# What the task asks
Could you retype all of the records exactly, leaving out every picture?

# Information supplied

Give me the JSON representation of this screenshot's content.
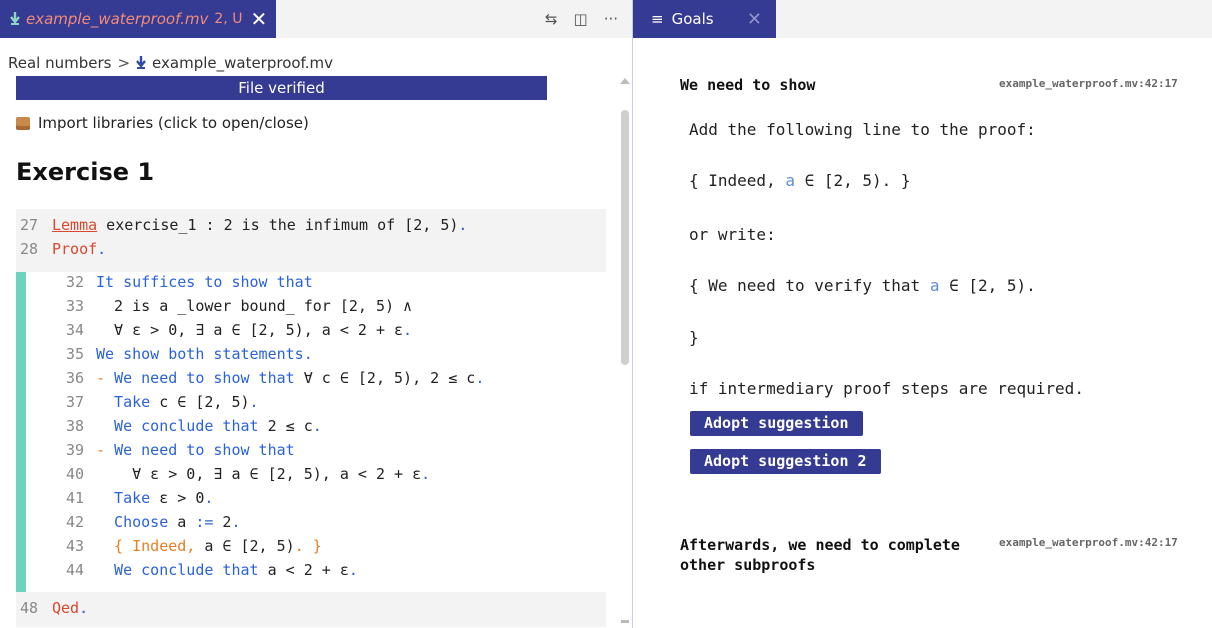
{
  "editor": {
    "tab": {
      "filename": "example_waterproof.mv",
      "badge": "2, U",
      "close": "✕"
    },
    "actions": {
      "compare": "⇆",
      "split": "◫",
      "more": "···"
    },
    "breadcrumb": {
      "folder": "Real numbers",
      "sep": ">",
      "file": "example_waterproof.mv"
    },
    "verified_banner": "File verified",
    "import_label": "Import libraries (click to open/close)",
    "heading": "Exercise 1",
    "code_lines": [
      {
        "n": "27",
        "segments": [
          {
            "t": "Lemma",
            "c": "red-u"
          },
          {
            "t": " exercise_1 : 2 is the infimum of [2, 5)",
            "c": "txt"
          },
          {
            "t": ".",
            "c": "kw"
          }
        ]
      },
      {
        "n": "28",
        "segments": [
          {
            "t": "Proof",
            "c": "red"
          },
          {
            "t": ".",
            "c": "kw"
          }
        ]
      },
      {
        "n": "32",
        "segments": [
          {
            "t": "It suffices to show that",
            "c": "kw"
          }
        ]
      },
      {
        "n": "33",
        "segments": [
          {
            "t": "  2 is a _lower bound_ for [2, 5) ∧",
            "c": "txt"
          }
        ]
      },
      {
        "n": "34",
        "segments": [
          {
            "t": "  ∀ ε > 0, ∃ a ∈ [2, 5), a < 2 + ε",
            "c": "txt"
          },
          {
            "t": ".",
            "c": "kw"
          }
        ]
      },
      {
        "n": "35",
        "segments": [
          {
            "t": "We show both statements.",
            "c": "kw"
          }
        ]
      },
      {
        "n": "36",
        "segments": [
          {
            "t": "- ",
            "c": "orange"
          },
          {
            "t": "We need to show that",
            "c": "kw"
          },
          {
            "t": " ∀ c ∈ [2, 5), 2 ≤ c",
            "c": "txt"
          },
          {
            "t": ".",
            "c": "kw"
          }
        ]
      },
      {
        "n": "37",
        "segments": [
          {
            "t": "  Take",
            "c": "kw"
          },
          {
            "t": " c ∈ [2, 5)",
            "c": "txt"
          },
          {
            "t": ".",
            "c": "kw"
          }
        ]
      },
      {
        "n": "38",
        "segments": [
          {
            "t": "  We conclude that",
            "c": "kw"
          },
          {
            "t": " 2 ≤ c",
            "c": "txt"
          },
          {
            "t": ".",
            "c": "kw"
          }
        ]
      },
      {
        "n": "39",
        "segments": [
          {
            "t": "- ",
            "c": "orange"
          },
          {
            "t": "We need to show that",
            "c": "kw"
          }
        ]
      },
      {
        "n": "40",
        "segments": [
          {
            "t": "    ∀ ε > 0, ∃ a ∈ [2, 5), a < 2 + ε",
            "c": "txt"
          },
          {
            "t": ".",
            "c": "kw"
          }
        ]
      },
      {
        "n": "41",
        "segments": [
          {
            "t": "  Take",
            "c": "kw"
          },
          {
            "t": " ε > 0",
            "c": "txt"
          },
          {
            "t": ".",
            "c": "kw"
          }
        ]
      },
      {
        "n": "42",
        "segments": [
          {
            "t": "  Choose",
            "c": "kw"
          },
          {
            "t": " a ",
            "c": "txt"
          },
          {
            "t": ":=",
            "c": "kw"
          },
          {
            "t": " 2",
            "c": "txt"
          },
          {
            "t": ".",
            "c": "kw"
          }
        ]
      },
      {
        "n": "43",
        "segments": [
          {
            "t": "  { Indeed, ",
            "c": "orange"
          },
          {
            "t": "a ∈ [2, 5)",
            "c": "txt"
          },
          {
            "t": ". }",
            "c": "orange"
          }
        ]
      },
      {
        "n": "44",
        "segments": [
          {
            "t": "  We conclude that",
            "c": "kw"
          },
          {
            "t": " a < 2 + ε",
            "c": "txt"
          },
          {
            "t": ".",
            "c": "kw"
          }
        ]
      },
      {
        "n": "48",
        "segments": [
          {
            "t": "Qed",
            "c": "red"
          },
          {
            "t": ".",
            "c": "kw"
          }
        ]
      }
    ]
  },
  "goals": {
    "tab": {
      "icon": "≡",
      "label": "Goals",
      "close": "✕"
    },
    "goal1": {
      "title": "We need to show",
      "location": "example_waterproof.mv:42:17",
      "line1": "Add the following line to the proof:",
      "line2_pre": "{ Indeed, ",
      "line2_var": "a",
      "line2_post": " ∈ [2, 5). }",
      "line3": "or write:",
      "line4_pre": "{ We need to verify that ",
      "line4_var": "a",
      "line4_post": " ∈ [2, 5).",
      "line5": "}",
      "line6": "if intermediary proof steps are required.",
      "button1": "Adopt suggestion",
      "button2": "Adopt suggestion 2"
    },
    "goal2": {
      "title_line1": "Afterwards, we need to complete",
      "title_line2": "other subproofs",
      "location": "example_waterproof.mv:42:17"
    }
  }
}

# Solution to the exercise
Give me the JSON representation of this screenshot's content.
{
  "editor": {
    "tab": {
      "filename": "example_waterproof.mv",
      "badge": "2, U",
      "close": "✕"
    },
    "actions": {
      "compare": "⇆",
      "split": "◫",
      "more": "···"
    },
    "breadcrumb": {
      "folder": "Real numbers",
      "sep": ">",
      "file": "example_waterproof.mv"
    },
    "verified_banner": "File verified",
    "import_label": "Import libraries (click to open/close)",
    "heading": "Exercise 1",
    "code_lines": [
      {
        "n": "27",
        "segments": [
          {
            "t": "Lemma",
            "c": "red-u"
          },
          {
            "t": " exercise_1 : 2 is the infimum of [2, 5)",
            "c": "txt"
          },
          {
            "t": ".",
            "c": "kw"
          }
        ]
      },
      {
        "n": "28",
        "segments": [
          {
            "t": "Proof",
            "c": "red"
          },
          {
            "t": ".",
            "c": "kw"
          }
        ]
      },
      {
        "n": "32",
        "segments": [
          {
            "t": "It suffices to show that",
            "c": "kw"
          }
        ]
      },
      {
        "n": "33",
        "segments": [
          {
            "t": "  2 is a _lower bound_ for [2, 5) ∧",
            "c": "txt"
          }
        ]
      },
      {
        "n": "34",
        "segments": [
          {
            "t": "  ∀ ε > 0, ∃ a ∈ [2, 5), a < 2 + ε",
            "c": "txt"
          },
          {
            "t": ".",
            "c": "kw"
          }
        ]
      },
      {
        "n": "35",
        "segments": [
          {
            "t": "We show both statements.",
            "c": "kw"
          }
        ]
      },
      {
        "n": "36",
        "segments": [
          {
            "t": "- ",
            "c": "orange"
          },
          {
            "t": "We need to show that",
            "c": "kw"
          },
          {
            "t": " ∀ c ∈ [2, 5), 2 ≤ c",
            "c": "txt"
          },
          {
            "t": ".",
            "c": "kw"
          }
        ]
      },
      {
        "n": "37",
        "segments": [
          {
            "t": "  Take",
            "c": "kw"
          },
          {
            "t": " c ∈ [2, 5)",
            "c": "txt"
          },
          {
            "t": ".",
            "c": "kw"
          }
        ]
      },
      {
        "n": "38",
        "segments": [
          {
            "t": "  We conclude that",
            "c": "kw"
          },
          {
            "t": " 2 ≤ c",
            "c": "txt"
          },
          {
            "t": ".",
            "c": "kw"
          }
        ]
      },
      {
        "n": "39",
        "segments": [
          {
            "t": "- ",
            "c": "orange"
          },
          {
            "t": "We need to show that",
            "c": "kw"
          }
        ]
      },
      {
        "n": "40",
        "segments": [
          {
            "t": "    ∀ ε > 0, ∃ a ∈ [2, 5), a < 2 + ε",
            "c": "txt"
          },
          {
            "t": ".",
            "c": "kw"
          }
        ]
      },
      {
        "n": "41",
        "segments": [
          {
            "t": "  Take",
            "c": "kw"
          },
          {
            "t": " ε > 0",
            "c": "txt"
          },
          {
            "t": ".",
            "c": "kw"
          }
        ]
      },
      {
        "n": "42",
        "segments": [
          {
            "t": "  Choose",
            "c": "kw"
          },
          {
            "t": " a ",
            "c": "txt"
          },
          {
            "t": ":=",
            "c": "kw"
          },
          {
            "t": " 2",
            "c": "txt"
          },
          {
            "t": ".",
            "c": "kw"
          }
        ]
      },
      {
        "n": "43",
        "segments": [
          {
            "t": "  { Indeed, ",
            "c": "orange"
          },
          {
            "t": "a ∈ [2, 5)",
            "c": "txt"
          },
          {
            "t": ". }",
            "c": "orange"
          }
        ]
      },
      {
        "n": "44",
        "segments": [
          {
            "t": "  We conclude that",
            "c": "kw"
          },
          {
            "t": " a < 2 + ε",
            "c": "txt"
          },
          {
            "t": ".",
            "c": "kw"
          }
        ]
      },
      {
        "n": "48",
        "segments": [
          {
            "t": "Qed",
            "c": "red"
          },
          {
            "t": ".",
            "c": "kw"
          }
        ]
      }
    ]
  },
  "goals": {
    "tab": {
      "icon": "≡",
      "label": "Goals",
      "close": "✕"
    },
    "goal1": {
      "title": "We need to show",
      "location": "example_waterproof.mv:42:17",
      "line1": "Add the following line to the proof:",
      "line2_pre": "{ Indeed, ",
      "line2_var": "a",
      "line2_post": " ∈ [2, 5). }",
      "line3": "or write:",
      "line4_pre": "{ We need to verify that ",
      "line4_var": "a",
      "line4_post": " ∈ [2, 5).",
      "line5": "}",
      "line6": "if intermediary proof steps are required.",
      "button1": "Adopt suggestion",
      "button2": "Adopt suggestion 2"
    },
    "goal2": {
      "title_line1": "Afterwards, we need to complete",
      "title_line2": "other subproofs",
      "location": "example_waterproof.mv:42:17"
    }
  }
}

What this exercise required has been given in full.